◆ **How to complete this task**
Please print every line from the one containing "Transcribe this image's" through the last line of the records below, exactly as written and nothing more.

━━━━

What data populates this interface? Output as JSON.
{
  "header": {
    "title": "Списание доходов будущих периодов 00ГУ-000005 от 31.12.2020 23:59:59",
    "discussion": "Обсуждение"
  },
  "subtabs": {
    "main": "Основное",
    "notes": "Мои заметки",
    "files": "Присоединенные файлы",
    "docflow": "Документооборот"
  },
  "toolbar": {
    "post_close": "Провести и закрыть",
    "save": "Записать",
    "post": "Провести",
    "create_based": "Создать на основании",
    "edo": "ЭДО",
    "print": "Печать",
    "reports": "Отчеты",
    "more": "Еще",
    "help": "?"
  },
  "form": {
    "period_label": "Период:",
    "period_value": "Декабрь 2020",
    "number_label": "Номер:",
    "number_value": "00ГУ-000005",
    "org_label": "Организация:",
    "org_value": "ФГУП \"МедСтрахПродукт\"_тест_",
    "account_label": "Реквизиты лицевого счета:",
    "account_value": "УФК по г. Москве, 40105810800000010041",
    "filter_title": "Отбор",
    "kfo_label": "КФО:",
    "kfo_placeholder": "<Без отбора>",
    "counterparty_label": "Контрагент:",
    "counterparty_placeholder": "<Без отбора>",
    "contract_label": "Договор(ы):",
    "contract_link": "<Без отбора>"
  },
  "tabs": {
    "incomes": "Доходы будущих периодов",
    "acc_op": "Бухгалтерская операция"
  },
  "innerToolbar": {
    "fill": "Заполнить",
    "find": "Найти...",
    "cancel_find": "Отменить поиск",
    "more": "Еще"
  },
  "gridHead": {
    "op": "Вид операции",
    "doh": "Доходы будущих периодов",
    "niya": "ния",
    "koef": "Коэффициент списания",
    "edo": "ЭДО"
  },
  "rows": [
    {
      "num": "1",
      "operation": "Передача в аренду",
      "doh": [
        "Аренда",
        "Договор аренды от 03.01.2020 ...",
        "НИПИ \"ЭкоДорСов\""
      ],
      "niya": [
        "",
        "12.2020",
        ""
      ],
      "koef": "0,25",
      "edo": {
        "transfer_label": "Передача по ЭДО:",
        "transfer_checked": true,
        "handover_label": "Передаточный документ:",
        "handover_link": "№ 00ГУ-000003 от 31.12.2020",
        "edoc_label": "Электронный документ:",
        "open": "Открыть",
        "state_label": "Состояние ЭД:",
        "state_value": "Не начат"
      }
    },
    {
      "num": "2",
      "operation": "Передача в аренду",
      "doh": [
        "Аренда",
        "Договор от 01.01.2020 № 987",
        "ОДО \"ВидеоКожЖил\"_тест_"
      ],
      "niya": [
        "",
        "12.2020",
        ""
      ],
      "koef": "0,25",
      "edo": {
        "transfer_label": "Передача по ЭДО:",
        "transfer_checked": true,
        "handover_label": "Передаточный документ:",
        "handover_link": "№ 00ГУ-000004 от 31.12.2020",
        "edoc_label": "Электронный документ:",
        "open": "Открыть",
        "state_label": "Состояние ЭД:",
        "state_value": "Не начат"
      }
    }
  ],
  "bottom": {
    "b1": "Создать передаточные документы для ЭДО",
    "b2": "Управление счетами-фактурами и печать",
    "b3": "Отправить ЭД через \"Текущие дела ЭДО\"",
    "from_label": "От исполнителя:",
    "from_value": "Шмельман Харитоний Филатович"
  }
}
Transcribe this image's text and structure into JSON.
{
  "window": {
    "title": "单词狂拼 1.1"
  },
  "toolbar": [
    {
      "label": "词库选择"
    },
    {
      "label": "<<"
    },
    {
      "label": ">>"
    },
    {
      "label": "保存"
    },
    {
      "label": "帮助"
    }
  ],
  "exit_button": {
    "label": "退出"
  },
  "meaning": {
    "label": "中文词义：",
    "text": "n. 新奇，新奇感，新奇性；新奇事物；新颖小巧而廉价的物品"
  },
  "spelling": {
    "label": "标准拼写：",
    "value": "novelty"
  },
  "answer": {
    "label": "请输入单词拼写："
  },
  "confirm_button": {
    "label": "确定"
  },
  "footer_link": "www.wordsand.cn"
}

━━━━

◆ **Solution for this task**
Transcribe this image's text and structure into JSON.
{
  "window": {
    "title": "单词狂拼 1.1"
  },
  "toolbar": [
    {
      "label": "词库选择"
    },
    {
      "label": "<<"
    },
    {
      "label": ">>"
    },
    {
      "label": "保存"
    },
    {
      "label": "帮助"
    }
  ],
  "exit_button": {
    "label": "退出"
  },
  "meaning": {
    "label": "中文词义：",
    "text": "n. 新奇，新奇感，新奇性；新奇事物；新颖小巧而廉价的物品"
  },
  "spelling": {
    "label": "标准拼写：",
    "value": "novelty"
  },
  "answer": {
    "label": "请输入单词拼写："
  },
  "confirm_button": {
    "label": "确定"
  },
  "footer_link": "www.wordsand.cn"
}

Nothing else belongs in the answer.